Before trying any “remedies,” get a second opinion. If your teen's teachers feel he's doing pretty well (and if they have the test scores to prove it), it's worth listening.
Next, you might consider whether your underachiever has hit a downward spiral because she's disorganized or just doesn't know how to cope with a busy schedule with several subjects to work on every night. (Refer to Homework Tips for Teens on helping your teen get organized.)
Though it may be hard for parents to accept, not all children are academically inclined. But even if your teen isn't a scholar, he can be great at many other things. He may be a wonderful jazz pianist, or have excellent painting skills. Or maybe he's just a really nice kid. Your job as a parent is helping your teen find what he's good at, and what he really loves—whether it's helping the poor, working with tools, or starting a business. Many things are possible for people of all abilities, and if you believe in your teen—no matter what— you make his road that much easier.
Sometimes, one of the best ways to help an underachiever is to not get directly involved in homework. Find out how much time he should be spending on homework every night and then require that that amount of time be invested. Make sure he touches base with you, your spouse, or an older sibling to show that he made an effort to do his work. Then check to see that the work makes it into the backpack. (Doing the work but not taking it to school is another form of self-sabotage for the underachiever.)
After the elapsed time, encourage your teen to do something he likes—whether it's painting or biking or tinkering under the hood of his car. Having him do something in which he excels will help bolster the confidence he needs to try school challenges.
Offering emotional support (underachievers generally have low self-esteem) helps immensely, but ultimately, the under-achiever has to decide to do it for himself. Show acceptance and affection for your child and make certain that he knows you love him no matter what his academic standing.
Progress may be exceedingly slow, but express pleasure in anything. An improvement from a C to a C+ is a good start.
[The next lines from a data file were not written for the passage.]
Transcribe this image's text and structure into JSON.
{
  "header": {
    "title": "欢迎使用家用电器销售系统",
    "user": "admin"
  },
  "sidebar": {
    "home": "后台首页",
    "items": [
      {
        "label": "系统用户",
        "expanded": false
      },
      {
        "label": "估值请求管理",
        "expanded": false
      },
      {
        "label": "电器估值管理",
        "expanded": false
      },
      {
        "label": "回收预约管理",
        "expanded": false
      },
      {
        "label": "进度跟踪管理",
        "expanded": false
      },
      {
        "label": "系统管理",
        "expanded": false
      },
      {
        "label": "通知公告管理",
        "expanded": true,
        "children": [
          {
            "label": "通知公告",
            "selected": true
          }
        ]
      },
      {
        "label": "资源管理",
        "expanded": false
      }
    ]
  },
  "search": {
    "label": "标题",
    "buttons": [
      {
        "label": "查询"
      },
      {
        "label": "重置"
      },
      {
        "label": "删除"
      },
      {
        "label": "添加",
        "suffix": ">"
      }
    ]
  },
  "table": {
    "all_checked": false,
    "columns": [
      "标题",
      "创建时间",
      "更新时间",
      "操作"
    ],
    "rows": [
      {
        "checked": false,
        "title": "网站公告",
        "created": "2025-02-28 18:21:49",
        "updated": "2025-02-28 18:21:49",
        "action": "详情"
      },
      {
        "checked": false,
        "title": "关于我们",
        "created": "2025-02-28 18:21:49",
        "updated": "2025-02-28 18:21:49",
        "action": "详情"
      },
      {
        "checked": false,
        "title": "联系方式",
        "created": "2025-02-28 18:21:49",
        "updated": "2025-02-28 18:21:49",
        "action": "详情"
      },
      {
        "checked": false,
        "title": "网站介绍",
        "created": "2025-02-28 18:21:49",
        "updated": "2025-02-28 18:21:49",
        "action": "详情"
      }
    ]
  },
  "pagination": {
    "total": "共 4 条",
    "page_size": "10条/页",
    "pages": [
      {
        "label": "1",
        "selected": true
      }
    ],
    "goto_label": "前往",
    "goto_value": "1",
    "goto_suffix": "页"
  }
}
A few forays into grades of B- and above will prove to the under-achiever that he is capable of better work and nothing terrible will happen if he does it.
If you feel you're making no progress, consult a professional. (See Getting Help for a Troubled Teen for information on finding counseling help.) Underachievement often has deep psychological roots, and if you're not making headway with your teen, you'd be wise to contact someone who can help discover what's bothering him.